Other uses that many may not be aware of are very interesting and could potentially have a large impact on many illnesses. For some reasons which are unclear at this point, show that marijuana appears to not only protect the brain in many cases but also appears to help heal an injured brain as well. This thought is being studied in many areas with surprising results. We are finding that marijuana may help the brain limit the damage seen from a stroke and from concussions. As more studies are done on this the impact may be huge. Treating concussions before CTE is noted may be very powerful for these patients and soldiers. This currently is being studied in animal studies with human studies in the process of being started. One of the more exciting area being studied is the impact it may make in slowing the progression of Alzheimer’s disease. Each of these showing the potential healing properties of marijuana on the brain.

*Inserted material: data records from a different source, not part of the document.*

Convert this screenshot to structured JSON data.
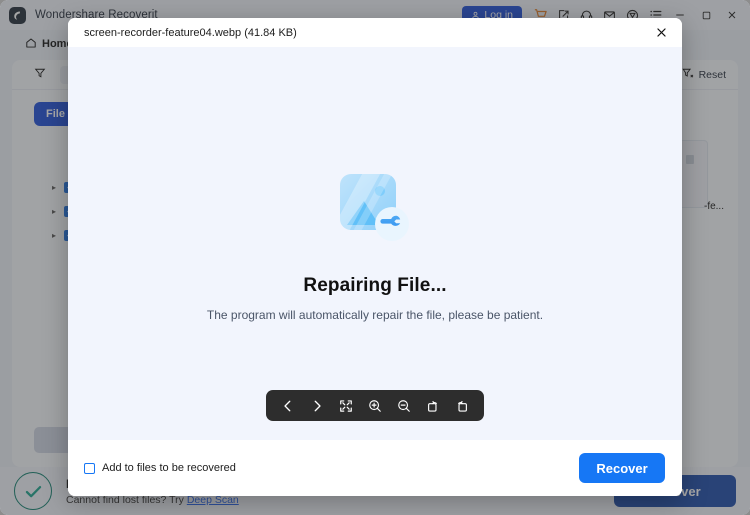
{
  "app": {
    "title": "Wondershare Recoverit",
    "logo_icon": "recoverit-logo-icon",
    "login_label": "Log in",
    "titlebar_icons": [
      {
        "name": "cart-icon"
      },
      {
        "name": "export-icon"
      },
      {
        "name": "headset-icon"
      },
      {
        "name": "mail-icon"
      },
      {
        "name": "history-icon"
      },
      {
        "name": "menu-list-icon"
      }
    ],
    "window_controls": [
      {
        "name": "minimize-button",
        "glyph": "–"
      },
      {
        "name": "maximize-button",
        "glyph": "☐"
      },
      {
        "name": "close-button",
        "glyph": "✕"
      }
    ]
  },
  "nav": {
    "home_label": "Home",
    "home_icon": "home-icon"
  },
  "panel": {
    "filter_icon": "filter-icon",
    "filter_chip_label": "F",
    "reset_label": "Reset",
    "reset_icon": "filter-reset-icon",
    "locate_label": "File Loc",
    "tree_rows": [
      {
        "label": "",
        "checked": true,
        "caret": true
      },
      {
        "label": "",
        "checked": true,
        "caret": true
      },
      {
        "label": "",
        "checked": true,
        "caret": true
      },
      {
        "label": "",
        "checked": false,
        "caret": true
      }
    ],
    "thumb_label": "-fe..."
  },
  "status": {
    "check_icon": "check-circle-icon",
    "title": "F",
    "sub_prefix": "Cannot find lost files? Try ",
    "deep_scan_label": "Deep Scan",
    "recover_label": "Recover"
  },
  "modal": {
    "filename": "screen-recorder-feature04.webp (41.84 KB)",
    "close_icon": "close-icon",
    "repair_icon": "image-repair-icon",
    "title": "Repairing File...",
    "description": "The program will automatically repair the file, please be patient.",
    "toolbar": [
      {
        "name": "previous-button",
        "icon": "chevron-left-icon"
      },
      {
        "name": "next-button",
        "icon": "chevron-right-icon"
      },
      {
        "name": "fullscreen-button",
        "icon": "fullscreen-icon"
      },
      {
        "name": "zoom-in-button",
        "icon": "zoom-in-icon"
      },
      {
        "name": "zoom-out-button",
        "icon": "zoom-out-icon"
      },
      {
        "name": "rotate-right-button",
        "icon": "rotate-right-icon"
      },
      {
        "name": "rotate-left-button",
        "icon": "rotate-left-icon"
      }
    ],
    "add_to_files_label": "Add to files to be recovered",
    "add_to_files_checked": false,
    "recover_label": "Recover"
  },
  "colors": {
    "accent_blue": "#1677f5",
    "dark_blue": "#1d4ed8",
    "panel_bg": "#f5f7fb",
    "modal_body_bg": "#f2f5fd",
    "toolbar_bg": "#2d2d2d",
    "success_green": "#0e7f6e"
  }
}
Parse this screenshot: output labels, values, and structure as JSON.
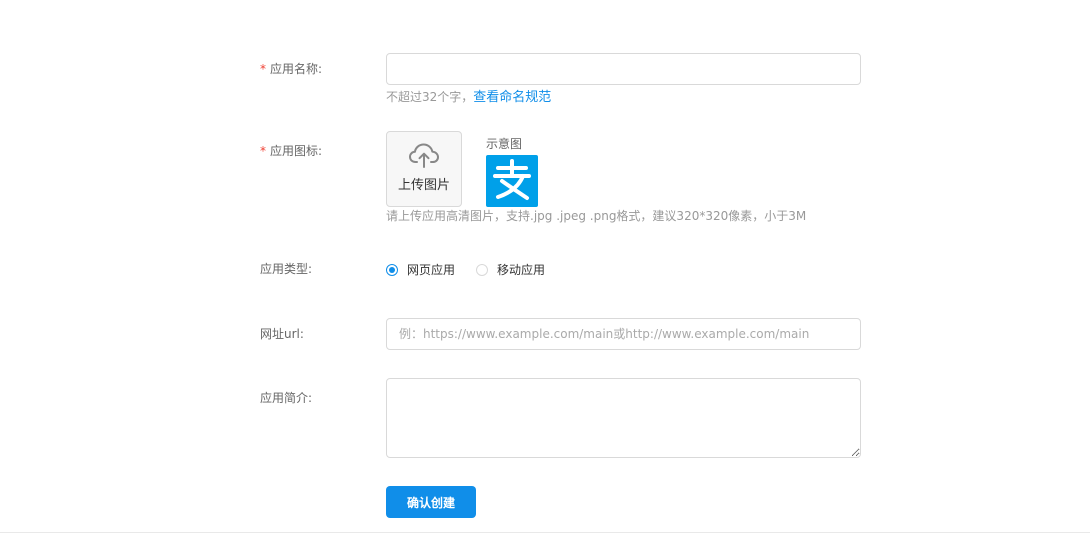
{
  "form": {
    "app_name": {
      "required_mark": "*",
      "label": "应用名称:",
      "value": "",
      "hint_text": "不超过32个字，",
      "hint_link": "查看命名规范"
    },
    "app_icon": {
      "required_mark": "*",
      "label": "应用图标:",
      "upload_label": "上传图片",
      "upload_icon": "cloud-upload-icon",
      "sample_label": "示意图",
      "sample_logo": "alipay-logo",
      "hint_text": "请上传应用高清图片，支持.jpg .jpeg .png格式，建议320*320像素，小于3M"
    },
    "app_type": {
      "label": "应用类型:",
      "options": [
        {
          "label": "网页应用",
          "checked": true
        },
        {
          "label": "移动应用",
          "checked": false
        }
      ]
    },
    "url": {
      "label": "网址url:",
      "value": "",
      "placeholder": "例：https://www.example.com/main或http://www.example.com/main"
    },
    "description": {
      "label": "应用简介:",
      "value": ""
    },
    "submit_label": "确认创建"
  },
  "colors": {
    "primary": "#108ee9",
    "required": "#f04134",
    "alipay_blue": "#00a0e9"
  }
}
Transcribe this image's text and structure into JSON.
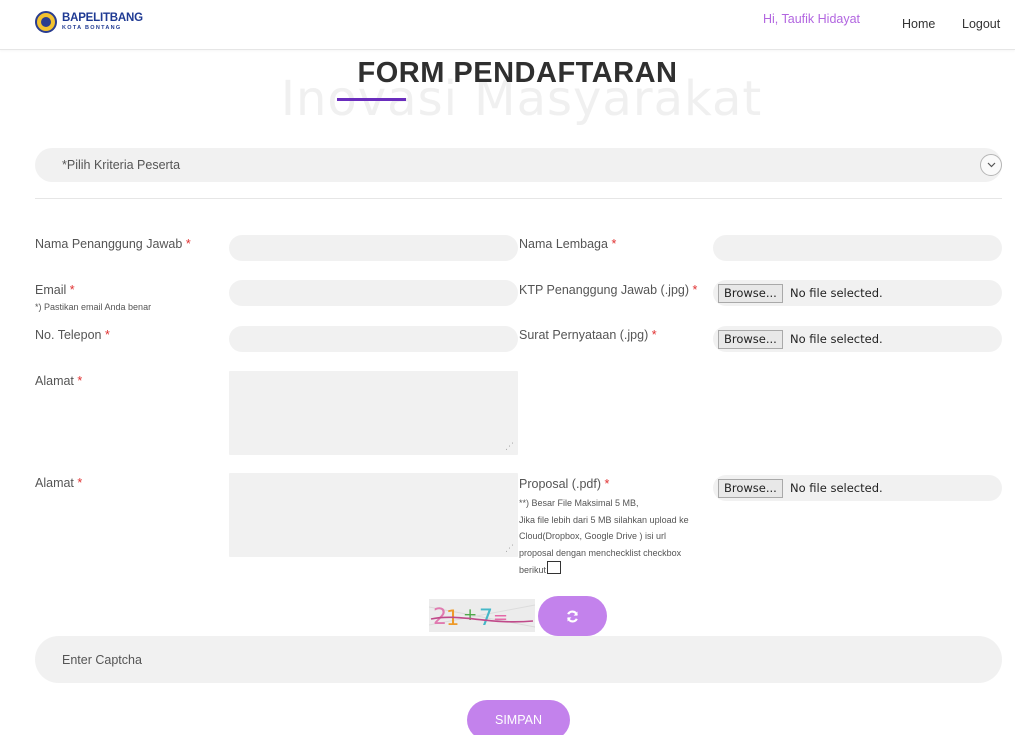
{
  "header": {
    "logo_main": "BAPELITBANG",
    "logo_sub": "KOTA BONTANG",
    "greeting": "Hi, Taufik Hidayat",
    "nav": {
      "home": "Home",
      "logout": "Logout"
    }
  },
  "title": {
    "main": "FORM PENDAFTARAN",
    "background": "Inovasi Masyarakat"
  },
  "criteria_select": {
    "selected": "*Pilih Kriteria Peserta",
    "icon": "chevron-down-icon"
  },
  "form": {
    "required_mark": "*",
    "nama_penanggung_jawab": {
      "label": "Nama Penanggung Jawab",
      "value": ""
    },
    "nama_lembaga": {
      "label": "Nama Lembaga",
      "value": ""
    },
    "email": {
      "label": "Email",
      "note": "*) Pastikan email Anda benar",
      "value": ""
    },
    "ktp": {
      "label": "KTP Penanggung Jawab (.jpg)",
      "browse": "Browse...",
      "status": "No file selected."
    },
    "telepon": {
      "label": "No. Telepon",
      "value": ""
    },
    "surat": {
      "label": "Surat Pernyataan (.jpg)",
      "browse": "Browse...",
      "status": "No file selected."
    },
    "alamat1": {
      "label": "Alamat",
      "value": ""
    },
    "alamat2": {
      "label": "Alamat",
      "value": ""
    },
    "proposal": {
      "label": "Proposal (.pdf)",
      "note_lines": [
        "**) Besar File Maksimal 5 MB,",
        "Jika file lebih dari 5 MB silahkan upload ke",
        "Cloud(Dropbox, Google Drive ) isi url",
        "proposal dengan menchecklist checkbox",
        "berikut"
      ],
      "browse": "Browse...",
      "status": "No file selected.",
      "checkbox_checked": false
    }
  },
  "captcha": {
    "refresh_icon": "refresh-icon",
    "placeholder": "Enter Captcha"
  },
  "submit": {
    "label": "SIMPAN"
  },
  "colors": {
    "accent": "#c382ec",
    "title_underline": "#6a2dbd",
    "greeting": "#b266e0",
    "required": "#e03030",
    "field_bg": "#f1f1f1"
  }
}
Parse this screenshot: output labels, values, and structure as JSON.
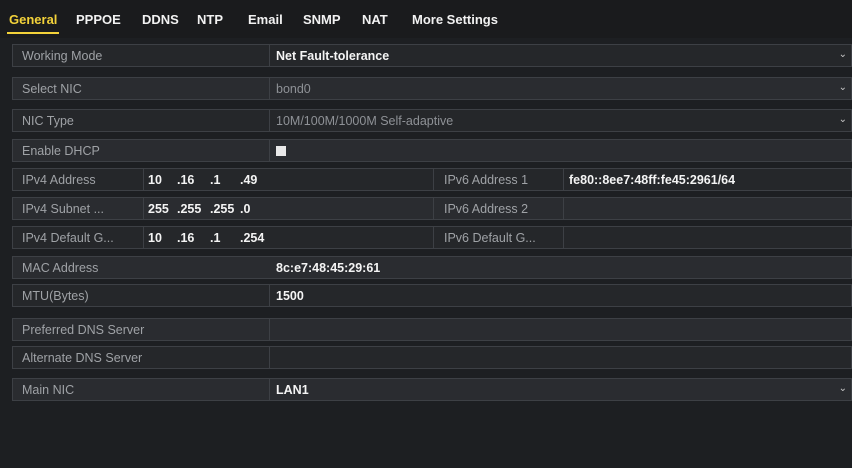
{
  "tabs": [
    "General",
    "PPPOE",
    "DDNS",
    "NTP",
    "Email",
    "SNMP",
    "NAT",
    "More Settings"
  ],
  "fields": {
    "working_mode": {
      "label": "Working Mode",
      "value": "Net Fault-tolerance"
    },
    "select_nic": {
      "label": "Select NIC",
      "value": "bond0"
    },
    "nic_type": {
      "label": "NIC Type",
      "value": "10M/100M/1000M Self-adaptive"
    },
    "enable_dhcp": {
      "label": "Enable DHCP",
      "checked": true
    },
    "ipv4_address": {
      "label": "IPv4 Address",
      "octets": [
        "10",
        ".16",
        ".1",
        ".49"
      ]
    },
    "ipv4_subnet": {
      "label": "IPv4 Subnet ...",
      "octets": [
        "255",
        ".255",
        ".255",
        ".0"
      ]
    },
    "ipv4_gateway": {
      "label": "IPv4 Default G...",
      "octets": [
        "10",
        ".16",
        ".1",
        ".254"
      ]
    },
    "ipv6_address_1": {
      "label": "IPv6 Address 1",
      "value": "fe80::8ee7:48ff:fe45:2961/64"
    },
    "ipv6_address_2": {
      "label": "IPv6 Address 2",
      "value": ""
    },
    "ipv6_gateway": {
      "label": "IPv6 Default G...",
      "value": ""
    },
    "mac_address": {
      "label": "MAC Address",
      "value": "8c:e7:48:45:29:61"
    },
    "mtu": {
      "label": "MTU(Bytes)",
      "value": "1500"
    },
    "preferred_dns": {
      "label": "Preferred DNS Server",
      "value": ""
    },
    "alternate_dns": {
      "label": "Alternate DNS Server",
      "value": ""
    },
    "main_nic": {
      "label": "Main NIC",
      "value": "LAN1"
    }
  },
  "colors": {
    "accent": "#f3d23a",
    "background": "#1d1f22"
  },
  "icons": {
    "dropdown": "chevron-down-icon"
  }
}
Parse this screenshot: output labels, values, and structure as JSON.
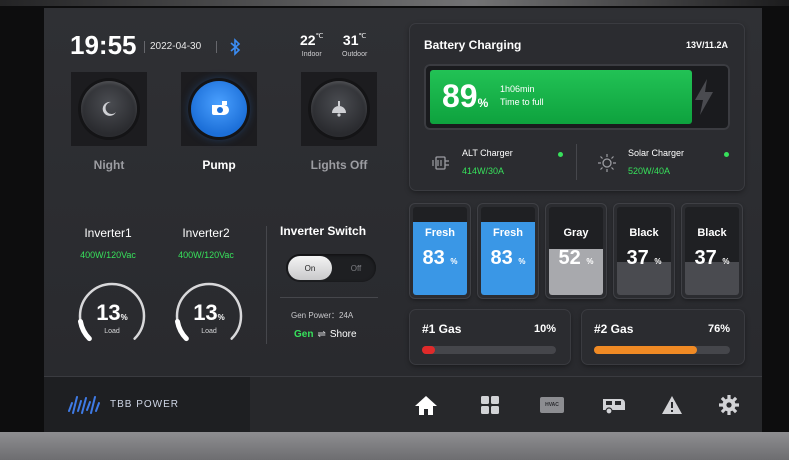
{
  "header": {
    "time": "19:55",
    "date": "2022-04-30",
    "indoor": {
      "value": "22",
      "unit": "℃",
      "label": "Indoor"
    },
    "outdoor": {
      "value": "31",
      "unit": "℃",
      "label": "Outdoor"
    }
  },
  "modes": [
    {
      "label": "Night",
      "icon": "moon-icon",
      "active": false
    },
    {
      "label": "Pump",
      "icon": "pump-icon",
      "active": true
    },
    {
      "label": "Lights Off",
      "icon": "ceiling-lamp-icon",
      "active": false
    }
  ],
  "inverters": [
    {
      "name": "Inverter1",
      "power": "400W/120Vac",
      "load": "13",
      "load_unit": "%",
      "load_label": "Load",
      "load_fraction": 0.13
    },
    {
      "name": "Inverter2",
      "power": "400W/120Vac",
      "load": "13",
      "load_unit": "%",
      "load_label": "Load",
      "load_fraction": 0.13
    }
  ],
  "inverter_switch": {
    "title": "Inverter Switch",
    "on_label": "On",
    "off_label": "Off",
    "state": "On",
    "gen_power": "Gen Power：24A",
    "gen_label": "Gen",
    "swap_icon": "⇌",
    "shore_label": "Shore"
  },
  "battery": {
    "title": "Battery Charging",
    "voltage": "13V/11.2A",
    "percent": "89",
    "percent_unit": "%",
    "level": 0.89,
    "time_value": "1h06min",
    "time_label": "Time to full",
    "chargers": [
      {
        "name": "ALT Charger",
        "power": "414W/30A",
        "icon": "alternator-icon",
        "status_color": "#37e15b"
      },
      {
        "name": "Solar Charger",
        "power": "520W/40A",
        "icon": "sun-icon",
        "status_color": "#37e15b"
      }
    ]
  },
  "tanks": [
    {
      "name": "Fresh",
      "value": "83",
      "unit": "%",
      "level": 0.83,
      "color": "#3a97e6"
    },
    {
      "name": "Fresh",
      "value": "83",
      "unit": "%",
      "level": 0.83,
      "color": "#3a97e6"
    },
    {
      "name": "Gray",
      "value": "52",
      "unit": "%",
      "level": 0.52,
      "color": "#a8a9ad"
    },
    {
      "name": "Black",
      "value": "37",
      "unit": "%",
      "level": 0.37,
      "color": "#4a4b50"
    },
    {
      "name": "Black",
      "value": "37",
      "unit": "%",
      "level": 0.37,
      "color": "#4a4b50"
    }
  ],
  "gas": [
    {
      "name": "#1 Gas",
      "value": "10%",
      "level": 0.1,
      "color": "#e02a2a"
    },
    {
      "name": "#2 Gas",
      "value": "76%",
      "level": 0.76,
      "color": "#f08a24"
    }
  ],
  "footer": {
    "brand": "TBB POWER",
    "nav": [
      "home-icon",
      "dashboard-grid-icon",
      "hvac-icon",
      "camper-icon",
      "warning-icon",
      "settings-gear-icon"
    ],
    "hvac_text": "HVAC"
  }
}
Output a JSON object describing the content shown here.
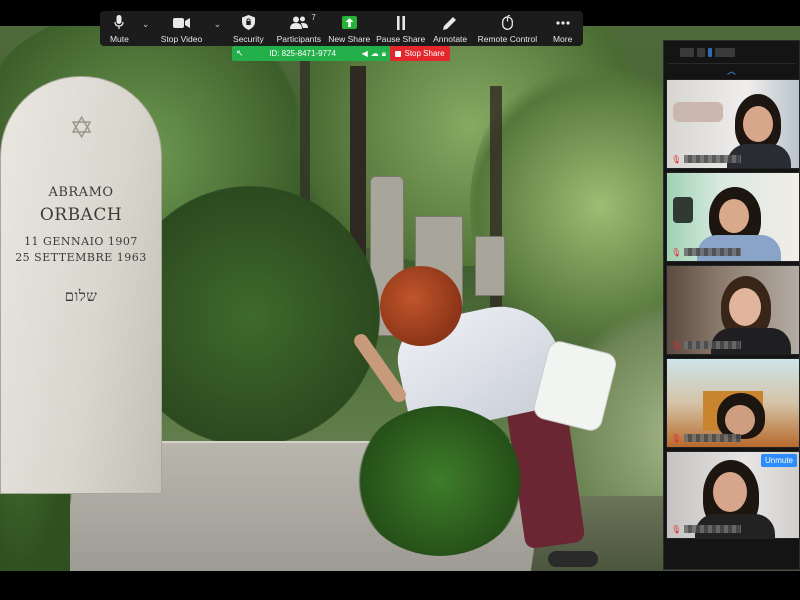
{
  "toolbar": {
    "items": [
      {
        "label": "Mute",
        "icon": "microphone-icon"
      },
      {
        "label": "Stop Video",
        "icon": "video-camera-icon"
      },
      {
        "label": "Security",
        "icon": "shield-icon"
      },
      {
        "label": "Participants",
        "icon": "participants-icon",
        "count": "7"
      },
      {
        "label": "New Share",
        "icon": "share-arrow-icon"
      },
      {
        "label": "Pause Share",
        "icon": "pause-icon"
      },
      {
        "label": "Annotate",
        "icon": "pencil-icon"
      },
      {
        "label": "Remote Control",
        "icon": "mouse-icon"
      },
      {
        "label": "More",
        "icon": "more-dots-icon"
      }
    ],
    "accent": "#25b23a"
  },
  "share_bar": {
    "meeting_id": "ID: 825-8471-9774",
    "stop_share_label": "Stop Share",
    "id_bar_color": "#23b04a",
    "stop_color": "#e3272d"
  },
  "shared_screen": {
    "headstone": {
      "first_name": "ABRAMO",
      "last_name": "ORBACH",
      "birth": "11 GENNAIO 1907",
      "death": "25 SETTEMBRE 1963",
      "hebrew": "שלום"
    }
  },
  "gallery": {
    "chevron": "︿",
    "unmute_label": "Unmute",
    "tile_count": 5
  }
}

What about uses outside of the brain? Some of these may surprise you as well. We have talked in the past about Ulcerative colitis as well as Crohn’s disease. Both of these are difficult for individuals to deal with and the treatment options are limited and often not fruitful. Studies out of England show that THC actually can interact with the cells in the intestines that play an important role in gut function. In many cases the flare ups from these illnesses have been decreased dramatically. This is one area where more research is needed to show a true benefit
The bigger point here is the ability of marijuana to replace pain medication. A large study completed last year showed that cannabis as a substitute for opioid, showed that 97% of those using opioids for pain relief were able to decrease the amount of opioids they were taking, 80 % felt that marijuana alone was as effective as their opioid pain medications. This study coupled with the problems we are seeing with opioid addiction certainly warrants future review and research. This area of research and could impact the millions of individuals who suffer from pain that limits their activity needed to keep them healthy and minimize the addiction and overdose problems we are seeing all too regularly right now.
So do doctors write prescriptions for marijuana? Do patients go to Walgreens to pick up their marijuana? Not exactly. Physicians in Illinois write a medical referral after reviewing and documenting that the patient has one of the approved conditions on the state list. The doctor is also expected to follow the patient for the monitoring and treatment of the patient overall. This certification allows the patient to go to a state approved site for the purchase of marijuana. The state has tight controls on the quality (marijuana purchased on the street has been known to be laced with other drugs) as well as the distribution to only approved individuals with a medical condition present on the list. Many clinicians are still a bit gun shy or have not been convinced that this is a proper treatment option.
The concern that marijuana is a gateway drug, actually swings both ways. Some will argue that using marijuana exposes the individual to other drugs thru the drug dealers. Many argue that the drug is not a gateway drug but the distribution is actually the gateway. Make it legal and remove the drug dealer attempting to promote other products and the gateway goes away. It is argued also that marijuana does make you “chase that high” like cocaine and opiates do. There are actually many cases where the use of marijuana has allowed individuals to actually stop taking the opiates that they were addicted to. The well-known case is Jim McMahon who openly shares that his use of marijuana has allowed him to stop taking narcotic pain medication